Perceptions of clothing are actually more far reaching than you might think. Doctors, firefighters, and police officers all wear specific uniforms, so we know exactly who they are in a crowd. Kids with diabetes use medical bracelets to alert people. And a lot of people can find at least one team jersey in their closet to show off their team spirit. So, there you have it. We can tell someone’s job, wealth, favorite team, and even sickness just by looking at him. It turns out clothes do make the man—and woman—even today. Clothes also have a psychological effect on us. It’s been well-established—in the scientific literature and real life—that what we wear affects how others perceive us. Women who wear more masculine clothes to an interview (such as a dress suit) are more likely to be hired. People dressed conservatively are perceived as self-controlled and reliable, while those wearing more daring clothing are viewed as more attractive and individualistic. We’ve recognized these distinctions since childhood—we learn what’s appropriate to wear to school, to interviews, to parties. Even those confined to uniform convey their own unique style in an attempt to change how they are perceived by others. There is a growing field in psychology known as “embodied cognition”—the idea that we think with not only our brains, but with our physical experiences. Including, it seems, the clothes we’re wearing.

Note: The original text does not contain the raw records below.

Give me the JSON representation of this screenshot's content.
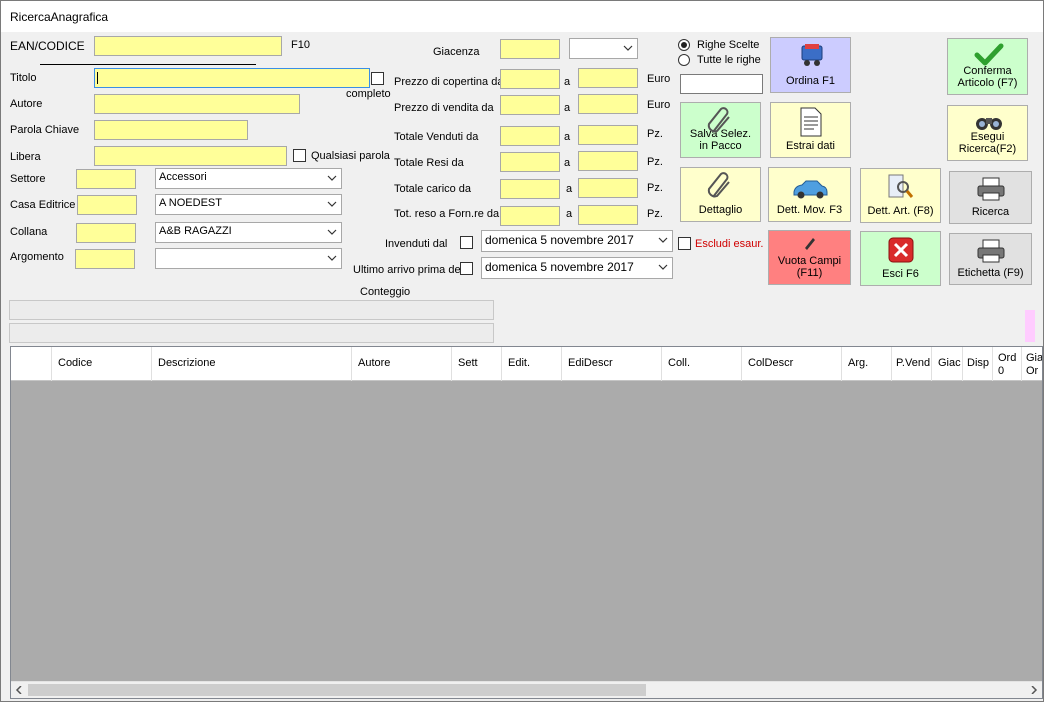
{
  "window": {
    "title": "RicercaAnagrafica"
  },
  "left": {
    "ean_label": "EAN/CODICE",
    "ean_key": "F10",
    "titolo_label": "Titolo",
    "completo_label": "completo",
    "autore_label": "Autore",
    "parola_chiave_label": "Parola Chiave",
    "libera_label": "Libera",
    "qualsiasi_label": "Qualsiasi parola",
    "settore_label": "Settore",
    "settore_value": "Accessori",
    "casa_label": "Casa Editrice",
    "casa_value": "A NOEDEST",
    "collana_label": "Collana",
    "collana_value": "A&B  RAGAZZI",
    "argomento_label": "Argomento",
    "argomento_value": ""
  },
  "middle": {
    "giacenza_label": "Giacenza",
    "prezzo_copertina_label": "Prezzo di copertina da",
    "prezzo_vendita_label": "Prezzo di vendita da",
    "venduti_label": "Totale Venduti da",
    "resi_label": "Totale Resi da",
    "carico_label": "Totale carico da",
    "reso_forn_label": "Tot. reso a Forn.re da",
    "a_label": "a",
    "euro_label": "Euro",
    "pz_label": "Pz.",
    "invenduti_label": "Invenduti dal",
    "invenduti_date": "domenica    5 novembre 2017",
    "ultimo_label": "Ultimo arrivo prima del",
    "ultimo_date": "domenica    5 novembre 2017",
    "escludi_label": "Escludi  esaur.",
    "conteggio_label": "Conteggio"
  },
  "options": {
    "righe_scelte": "Righe Scelte",
    "tutte_righe": "Tutte le righe"
  },
  "buttons": {
    "ordina": "Ordina F1",
    "conferma_1": "Conferma",
    "conferma_2": "Articolo (F7)",
    "salva_1": "Salva Selez.",
    "salva_2": "in Pacco",
    "estrai": "Estrai dati",
    "esegui_1": "Esegui",
    "esegui_2": "Ricerca(F2)",
    "dettaglio": "Dettaglio",
    "dett_mov": "Dett. Mov. F3",
    "dett_art": "Dett. Art. (F8)",
    "ricerca": "Ricerca",
    "vuota_1": "Vuota Campi",
    "vuota_2": "(F11)",
    "esci": "Esci F6",
    "etichetta": "Etichetta (F9)"
  },
  "grid": {
    "columns": [
      "",
      "Codice",
      "Descrizione",
      "Autore",
      "Sett",
      "Edit.",
      "EdiDescr",
      "Coll.",
      "ColDescr",
      "Arg.",
      "P.Vend",
      "Giac",
      "Disp",
      "Ord 0",
      "Gia Or"
    ]
  },
  "colors": {
    "field_yellow": "#ffff99",
    "green_button": "#ccffcc",
    "blue_button": "#ccccff",
    "red_button": "#ff8080",
    "light_yellow_button": "#ffffcc"
  }
}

Just the other day, I was discussing with my boss what he and I will wear for the opening reception of our new exhibit Friday night. Usually, we each wear a suit, but since it will be outside, we were trying to decide if we should be less formal. I still haven’t decided, but I will probably wear a shirt and tie, and have a suit jacket with me, just in case. I just need to go through my shirts and see what still fits well enough for me to wear a tie. Since I have lost some weight, some of my shirts are way too loose on me, but the determining factor will be how they fit in the neck. I have always had a thick neck, so finding a dress shirt I can wear a tie with can be a challenge at times.

Museum receptions aside, I often dress in clothes that make me feel good. I don’t have a body that looks great in everything, but I wear what makes me feel confident and good. My personal rules for fashion extend to undergarments, shoes, and accessories. Most of the time, no one will ever see what underwear I have on, but they make me feel sexy, whether I actually look sexy in them or not. It’s how they make me feel that is important. The lawyer I used to work for told me that she always wore nice shoes when she’d be in court because women on a jury often noticed another woman’s shoes. That is probably sexist today, but when she went to law school in the 1970s, she was one of only two women in the University of Alabama Law School. She was used to being judged differently from male lawyers. So, I follow her advice and I like to wear a nice pair of shoes that will match my outfit. I don’t mind paying a little extra for a pair of shoes that look good, but they also have to be comfortable.

Maybe it’s shallow of me to care so much about my outward appearance, but I was always taught to take PRIDE in the way I look. Obviously, if I was very strict with myself about this, I would not have a weight problem, but that is a whole other issue. What do you think your sense of fashion says about you? Do you feel better wearing certain clothes? Do you put comfort ahead of fashion?